WHAT IS BEING ASKED
When a line below holds the string "panel", show that line.

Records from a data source
§ §

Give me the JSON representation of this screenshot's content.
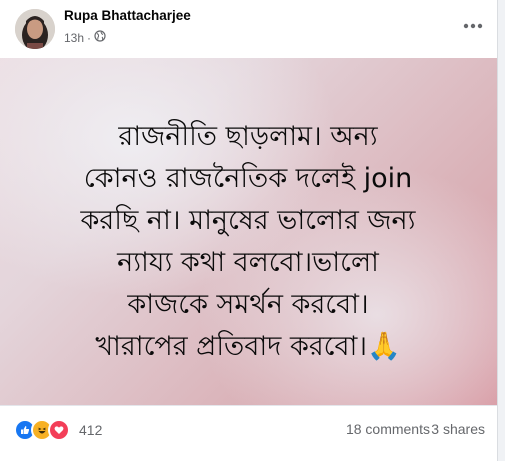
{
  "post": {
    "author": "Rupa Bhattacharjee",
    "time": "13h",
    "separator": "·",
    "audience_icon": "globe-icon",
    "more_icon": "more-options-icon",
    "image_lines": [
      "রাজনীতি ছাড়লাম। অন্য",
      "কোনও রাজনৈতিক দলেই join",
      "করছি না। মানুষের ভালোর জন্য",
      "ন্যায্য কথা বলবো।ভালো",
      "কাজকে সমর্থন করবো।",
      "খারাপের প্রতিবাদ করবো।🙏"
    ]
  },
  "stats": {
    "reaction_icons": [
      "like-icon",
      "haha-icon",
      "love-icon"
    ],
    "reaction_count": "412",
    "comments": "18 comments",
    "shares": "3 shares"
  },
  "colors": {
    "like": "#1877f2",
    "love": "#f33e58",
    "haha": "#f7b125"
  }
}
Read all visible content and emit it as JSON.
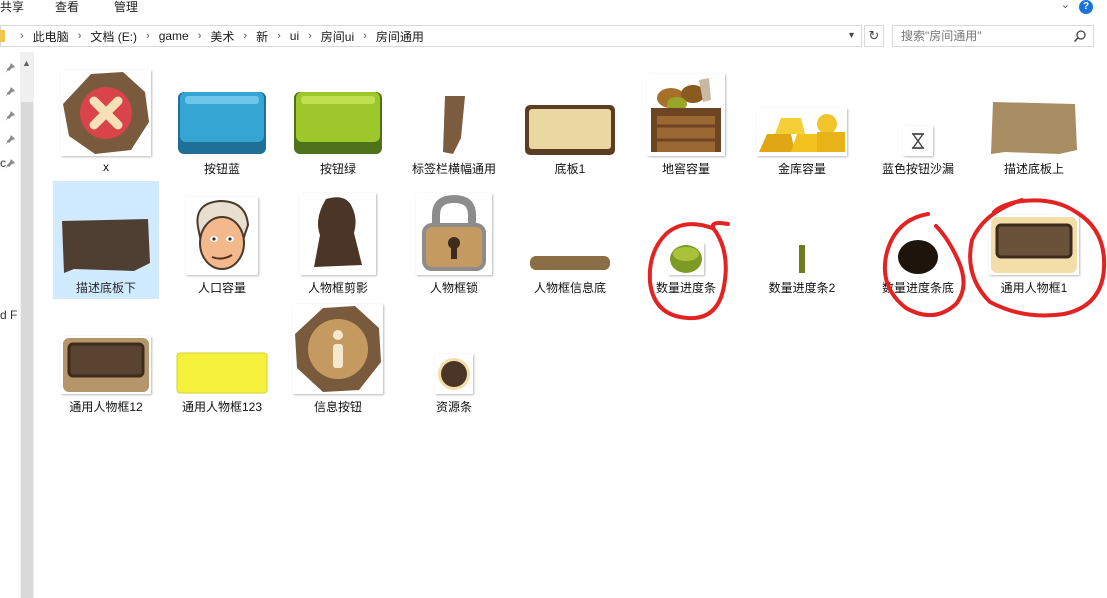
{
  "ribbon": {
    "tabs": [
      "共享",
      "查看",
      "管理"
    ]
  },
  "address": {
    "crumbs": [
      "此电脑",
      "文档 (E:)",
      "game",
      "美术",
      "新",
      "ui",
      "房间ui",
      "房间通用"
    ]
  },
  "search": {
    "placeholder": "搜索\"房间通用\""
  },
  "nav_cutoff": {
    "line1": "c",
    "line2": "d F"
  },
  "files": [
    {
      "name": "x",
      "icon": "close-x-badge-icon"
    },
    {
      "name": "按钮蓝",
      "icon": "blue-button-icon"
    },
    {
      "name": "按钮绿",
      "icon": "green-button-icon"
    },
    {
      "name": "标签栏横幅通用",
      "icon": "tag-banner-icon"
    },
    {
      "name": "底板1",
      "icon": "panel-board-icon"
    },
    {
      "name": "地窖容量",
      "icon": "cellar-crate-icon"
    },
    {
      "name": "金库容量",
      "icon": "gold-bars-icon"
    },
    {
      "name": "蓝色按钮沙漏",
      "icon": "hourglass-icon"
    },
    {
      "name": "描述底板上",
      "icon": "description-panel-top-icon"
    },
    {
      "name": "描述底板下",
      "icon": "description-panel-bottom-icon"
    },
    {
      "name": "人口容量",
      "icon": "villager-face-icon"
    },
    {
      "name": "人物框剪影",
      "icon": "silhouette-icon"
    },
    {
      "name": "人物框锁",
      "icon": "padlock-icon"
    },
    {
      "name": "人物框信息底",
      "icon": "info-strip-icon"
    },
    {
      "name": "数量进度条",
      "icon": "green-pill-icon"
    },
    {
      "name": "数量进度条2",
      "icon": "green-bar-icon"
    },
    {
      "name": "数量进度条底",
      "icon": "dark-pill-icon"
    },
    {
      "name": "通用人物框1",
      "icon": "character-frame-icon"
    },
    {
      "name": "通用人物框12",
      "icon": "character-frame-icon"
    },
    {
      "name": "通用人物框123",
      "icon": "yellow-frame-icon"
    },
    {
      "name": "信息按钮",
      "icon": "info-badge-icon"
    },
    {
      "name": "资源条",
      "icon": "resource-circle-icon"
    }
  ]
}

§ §

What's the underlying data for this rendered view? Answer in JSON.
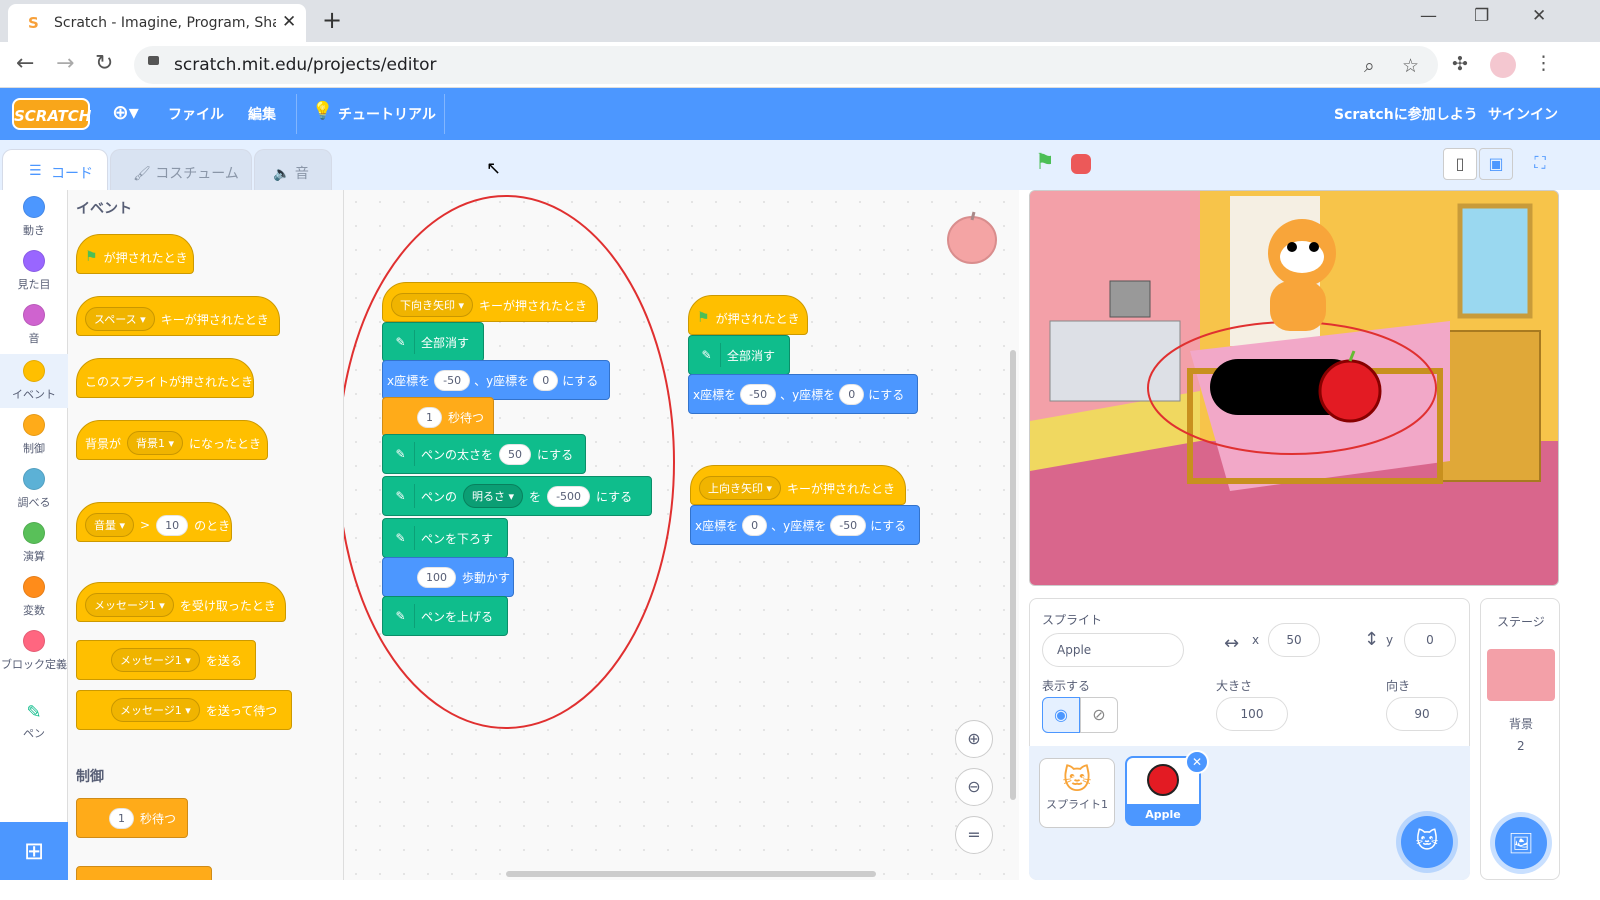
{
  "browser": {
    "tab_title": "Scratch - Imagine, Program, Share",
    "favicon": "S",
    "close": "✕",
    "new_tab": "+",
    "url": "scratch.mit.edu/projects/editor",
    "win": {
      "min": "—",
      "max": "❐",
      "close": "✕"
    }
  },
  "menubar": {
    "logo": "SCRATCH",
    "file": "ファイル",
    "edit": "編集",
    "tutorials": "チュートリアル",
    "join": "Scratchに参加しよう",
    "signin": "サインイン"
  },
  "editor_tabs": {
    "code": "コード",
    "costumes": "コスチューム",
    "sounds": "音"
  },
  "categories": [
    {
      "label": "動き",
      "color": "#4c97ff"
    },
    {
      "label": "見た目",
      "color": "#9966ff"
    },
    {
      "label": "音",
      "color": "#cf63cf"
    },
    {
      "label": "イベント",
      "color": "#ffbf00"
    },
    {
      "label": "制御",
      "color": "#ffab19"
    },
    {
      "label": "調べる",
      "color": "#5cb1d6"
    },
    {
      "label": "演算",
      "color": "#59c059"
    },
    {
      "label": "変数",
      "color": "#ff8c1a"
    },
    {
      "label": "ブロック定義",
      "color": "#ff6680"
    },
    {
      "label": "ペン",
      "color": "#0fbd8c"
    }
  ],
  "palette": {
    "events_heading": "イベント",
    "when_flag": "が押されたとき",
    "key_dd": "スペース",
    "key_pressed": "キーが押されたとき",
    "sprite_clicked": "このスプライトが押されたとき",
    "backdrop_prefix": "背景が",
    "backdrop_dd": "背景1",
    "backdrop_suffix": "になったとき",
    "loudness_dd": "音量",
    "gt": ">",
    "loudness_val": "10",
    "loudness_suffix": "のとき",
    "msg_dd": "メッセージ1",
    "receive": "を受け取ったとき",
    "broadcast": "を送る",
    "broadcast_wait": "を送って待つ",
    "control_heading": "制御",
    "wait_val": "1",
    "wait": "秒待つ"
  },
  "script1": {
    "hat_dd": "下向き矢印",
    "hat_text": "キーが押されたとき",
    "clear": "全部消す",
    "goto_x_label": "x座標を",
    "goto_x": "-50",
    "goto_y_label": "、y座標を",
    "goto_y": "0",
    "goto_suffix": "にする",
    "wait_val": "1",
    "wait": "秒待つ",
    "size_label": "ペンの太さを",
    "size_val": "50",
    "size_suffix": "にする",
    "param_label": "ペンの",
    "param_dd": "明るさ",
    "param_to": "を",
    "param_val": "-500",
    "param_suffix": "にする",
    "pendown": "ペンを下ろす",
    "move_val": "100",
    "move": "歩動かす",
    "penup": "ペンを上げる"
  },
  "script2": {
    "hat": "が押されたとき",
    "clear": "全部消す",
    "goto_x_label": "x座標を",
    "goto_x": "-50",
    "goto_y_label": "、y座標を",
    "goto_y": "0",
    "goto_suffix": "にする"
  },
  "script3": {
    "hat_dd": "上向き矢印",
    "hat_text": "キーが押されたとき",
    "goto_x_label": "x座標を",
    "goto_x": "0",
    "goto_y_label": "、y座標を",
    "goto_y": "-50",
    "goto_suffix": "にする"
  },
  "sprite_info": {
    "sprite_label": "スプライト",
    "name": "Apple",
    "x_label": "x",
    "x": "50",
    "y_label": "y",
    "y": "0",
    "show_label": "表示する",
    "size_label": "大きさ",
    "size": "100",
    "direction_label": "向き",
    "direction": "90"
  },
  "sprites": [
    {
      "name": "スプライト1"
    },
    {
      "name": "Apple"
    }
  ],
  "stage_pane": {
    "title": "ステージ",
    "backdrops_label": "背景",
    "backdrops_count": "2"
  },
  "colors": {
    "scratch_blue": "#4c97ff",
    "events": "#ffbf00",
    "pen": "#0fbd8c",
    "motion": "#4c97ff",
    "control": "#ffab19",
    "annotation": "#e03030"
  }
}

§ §

SOLUTION FOR THIS PROBLEM
      "icon": "panel-board-icon"
      "icon": "description-panel-top-icon"
      "icon": "description-panel-bottom-icon"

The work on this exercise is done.